Aegon has no need for additional core capital; agreement with Dutch State sufficient to maintain strong capital buffer

"Aegon has a sufficient capital buffer given our recent actions," said Jos Streppel, Aegon’s Chief Financial Officer.

Aegon, the owner of Transamerica, confirms that it is currently examining the possibility of acquiring a thrift in the United States. This would potentially allow the company to qualify for the US government’s Troubled Asset Relief Program (TARP).

The company has no need for additional core capital beyond the EUR 3 billion secured from the Dutch State. Aegon believes it is prudent, and possibly advantageous, to explore the terms and conditions under which financial support may be available under TARP.

At present, no decision has been taken either with regard to the acquisition of a thrift in the United States or to Aegon’s eventual participation in TARP. At this stage, it is unclear whether Aegon, as an insurance company domiciled in the Netherlands, would be eligible for the program. Ownership of a bank or a thrift institution is a necessary pre-requisite to any participation.

“Aegon has a sufficient capital buffer given our recent actions. The EUR 3 billion of core capital we secured last month from the Dutch State, combined with the measures we are taking ourselves, is more than adequate to ensure that we enter 2009 with a strong capital buffer,” said Jos Streppel, Aegon’s Chief Financial Officer.

“In the current market environment, we want to make sure that we carefully explore all possible financing options. And, as a company with sizable operations in the United States, it makes sense for us to examine the terms and conditions which may be available under the US government’s TARP program.”

In recent months, Aegon has taken measures to strengthen its capital position. These measures include:

  • Steps to reduce risk and release capital from the company’s businesses;
  • Foregoing payment of the final dividend to common shareholders for 2008;
  • Securing EUR 3 billion in additional core capital from the Dutch State, of which EUR 1 billion is repayable, at Aegon’s option, within one year.

As a result of these measures, Aegon has a capital buffer significantly in excess of AA rating requirements.

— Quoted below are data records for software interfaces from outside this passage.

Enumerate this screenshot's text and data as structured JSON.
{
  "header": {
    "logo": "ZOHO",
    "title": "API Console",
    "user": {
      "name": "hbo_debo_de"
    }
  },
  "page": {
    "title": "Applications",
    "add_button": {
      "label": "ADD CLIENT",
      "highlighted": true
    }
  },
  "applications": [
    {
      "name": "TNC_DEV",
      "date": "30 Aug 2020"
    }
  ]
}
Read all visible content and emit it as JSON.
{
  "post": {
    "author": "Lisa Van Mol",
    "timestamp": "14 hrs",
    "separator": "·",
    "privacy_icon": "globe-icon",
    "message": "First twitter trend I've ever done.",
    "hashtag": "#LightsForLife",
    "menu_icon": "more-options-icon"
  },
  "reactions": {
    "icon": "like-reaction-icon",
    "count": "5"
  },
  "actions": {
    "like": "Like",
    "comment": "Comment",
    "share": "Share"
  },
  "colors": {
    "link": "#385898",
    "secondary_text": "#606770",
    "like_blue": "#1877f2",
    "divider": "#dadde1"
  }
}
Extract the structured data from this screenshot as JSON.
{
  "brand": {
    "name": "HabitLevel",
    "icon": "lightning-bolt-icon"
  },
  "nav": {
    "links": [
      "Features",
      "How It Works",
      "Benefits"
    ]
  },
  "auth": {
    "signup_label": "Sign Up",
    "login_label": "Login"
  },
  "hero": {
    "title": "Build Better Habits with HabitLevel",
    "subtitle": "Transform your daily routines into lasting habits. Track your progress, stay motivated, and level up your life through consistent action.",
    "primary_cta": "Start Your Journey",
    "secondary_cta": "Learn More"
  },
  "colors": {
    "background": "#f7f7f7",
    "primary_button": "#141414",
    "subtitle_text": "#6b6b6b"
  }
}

In the third quarter, Aegon released EUR 729 million in additional capital from its businesses. The company expects to free up another EUR 600 million to EUR 800 million in the fourth quarter.